of preservation, without any trace of usage, had already been remarked upon by du Mesnil
himself, who noticed that even the holes at the top of both amulets do not show any marks
left by the cord by means of which they were suspended.27 However, if one assumes that
instead of being worn around the neck they were hung in a room or on a door-post, as seems
likely from their textual content, this becomes less surprising. And how seriously should one
I8Orthmann, op. cit., Pis. 5a (with snake), from Ashara; wearing a horned helmet.
26b (with lion), 28d (with winged bull), both from 22Orthmann,
op. cit., Pis. 8c, 9c (on the head of a winged
Carchemish; 48h (with lion), from Pancarli. lion!), lice, 12a (all from Tell Halaf); M. Mallowan and
19Th. H. Gaster, Orientalia (1942), 72-6. L. G. Davies, Ivories from Nimrud (1949-1963), II: Ivoriesin
point will be discussed in detail in the study Assyrian Style,London, 1970, Pis. XXXII-XXXIII.
announced in n. 15 above. 23J. C. de Moor, JEOL 27 (1981-2), 112.
21Cf. the 24
Assyrian relief depicted in Heinz Demisch, Die Orthmann, op. cit., PI. 1IF.
ihrer Darstellungvon den Anf?ngenbis zur 25See
Sphinx. Geschichte e.g. ibid., Pis. 5a, 6a, 10c, 14b, 15a.b.e.f, 17g, 19c,
Gegenwart, Stuttgart, 1977, 62, Fig. 160, which shows a male etc.
26Cf. the detail shown in
deity in exactly the same pose as the one on our amulet, but ibid., PL 72c.

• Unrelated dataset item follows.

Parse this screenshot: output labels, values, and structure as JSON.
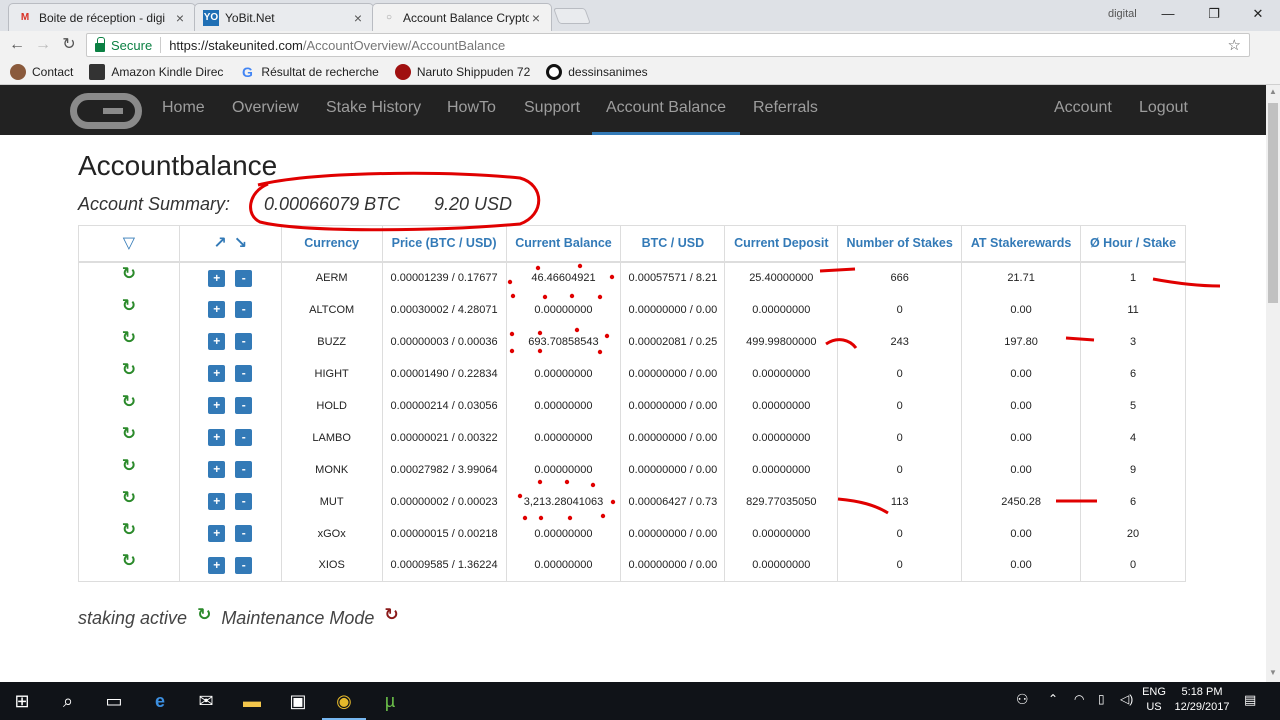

wielding a dagger instead of an axe at a winged sphinx Syria48, 391.
68 JACOBUS VAN DIJK
take the statement that the amulets do not show any trace of usage if at the same time
Teixidor mentions several breaks and scratches in 11. 1, 13, 14 and 16 of the inscription on the
first amulet? Moreover, even the worst photographs show clearly that a whole section of the
lower edge of the first amulet is flaked off, taking away with it not only the forepaws of the
she-wolf depicted on the obverse, but also several signs inscribed on the edges. How can one
be sure that this damage is due to factors other than the actual use of the amulets? In short,
none of the indications produced by Teixidor and Amiet stand up against a critical
examination and the authenticity of the amulets cannot be seriously doubted.28
28It should also be borne in mind that the Mesnil's photographs. It is not without some hestitation that
figures prominently in the inscriptions on the first amulet. In I make the following suggestion: Could the originals and the
1933, when the tablets came to light, practically nothing was casts have been confused at some stage, perhaps during their
known about this deity beyond his name; yet the role he plays short stay in Paris in 1939? Do the photographs taken by the
in the text is in perfect agreement with what became known Aleppo Museum in the 1960's actually show a cast rather
about him in subsequent years. This would seem to make the than the original? The implications of such a state of affairs,
proposition that the amulets are forgeries very unlikely from including the possible loss of the originals (cf. ?. 9 above),
the start. Some of the characteristics of the amulets which cannot be discussed here. Cf. also Zevit, IEJ 27, 111 n. 12,
Teixidor found disconcerting, notably their smoothness and who drew attention to the fact that certain traces originally
light weight, might perhaps be explained in a different way. seen by du Mesnil du Buisson and again by Caquot on the cast
Although it is difficult to compare such totally different of the first amulet are absent on Cross and Saley's photo-
photographs as the ones published by du Mesnil and those of graphs, and suggested "that the plaque has been damaged in
Cross and Saley and R?llig, it must be admitted that on the the intervening years between its discovery and initial publi-
latter the amulets themselves as well as the edges of individual cation and the time that new photographs were taken".
signs and damaged areas look much "smoother" than on du